But that’s a separate matter. Whatever else they’re up to, federal tax collectors are dodging taxes in fewer numbers than are other federal employees, even if they’re supposed to be fired if they’re delinquent at all.
Squeezing the Public
The problem here should be obvious. We’ve suffered much high-level whining in recent years about Americans not paying their tax bills even though the United States has about the highest compliance rate in the world (no government, anywhere, collects anything like what it considers the full tab). So, Congress gave the IRS a massive $80 billion infusion of new funds with which to step up enforcement. That promises new ordeals for Americans, especially the poor, since the IRS repeatedly vows to target the rich but instead goes after those who don’t have the means to fight back.

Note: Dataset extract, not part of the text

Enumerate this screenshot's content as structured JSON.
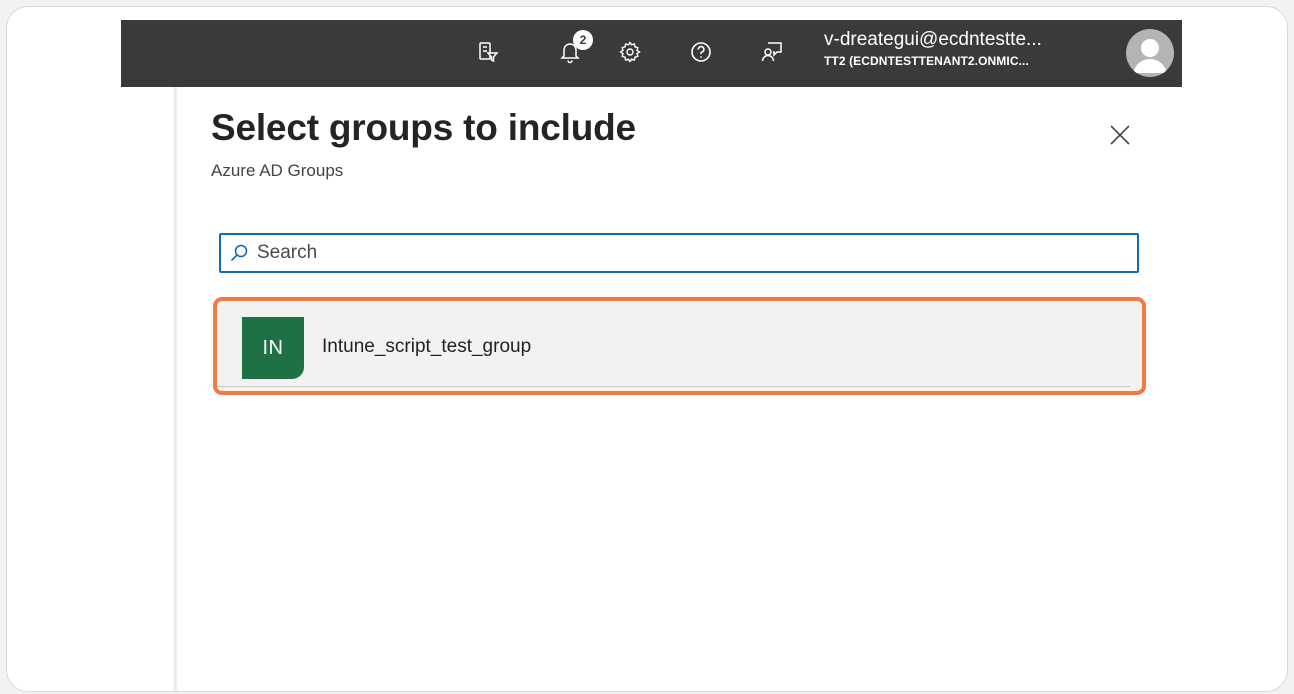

“Despite the infusion of new funding earmarked for the IRS via last year’s Inflation Reduction Act, the agency continued historic trends of hassling primarily low-income taxpayers, with relatively few millionaires and billionaires getting caught up in the audit sweep,” Liz Wolfe wrote in January about the tax agency’s 2022 collection efforts.
“If one ignores the fiction of auditing a millionaire through simply sending a letter through the mail, the odds that millionaires received a regular audit by a revenue agent (1.1%) was actually less than the audit rate of the targeted lowest income wage-earners whose audit rate was 1.27 percent!” noted Syracuse University’s Transactional Records Access Clearinghouse.
Ignoring In-House Problems
And while the IRS tightens the squeeze on Americans, employees of the federal government funded by taxes are delinquent on their own bills to the tune of $1.5 billion! Maybe the IRS should have started with its colleagues in other federal agencies, especially since their delinquency isn’t a secret. Members of Congress—which just gave the IRS that huge cash boost—were complaining about federal employees not paying taxes eight years ago, when the uncollected total was $1 billion. Lawmakers refused to pass a bill that would have made tax delinquents ineligible for employment throughout the federal government. They preferred to overlook their in-house problems and go after the population at large.
Let’s tally this up as yet another addition to the list of fully justified resentments people hold against government. It’s one thing to be a member of the general public who may despise the state and fall behind on the taxes that support it. It’s entirely another to fail to pay taxes, or even to file returns, when you’re willingly employed by the institution they fund.
So, if you get called out by the IRS for extra attention, you might want to ask them if they bothered to first drop by the Post Office or the VA.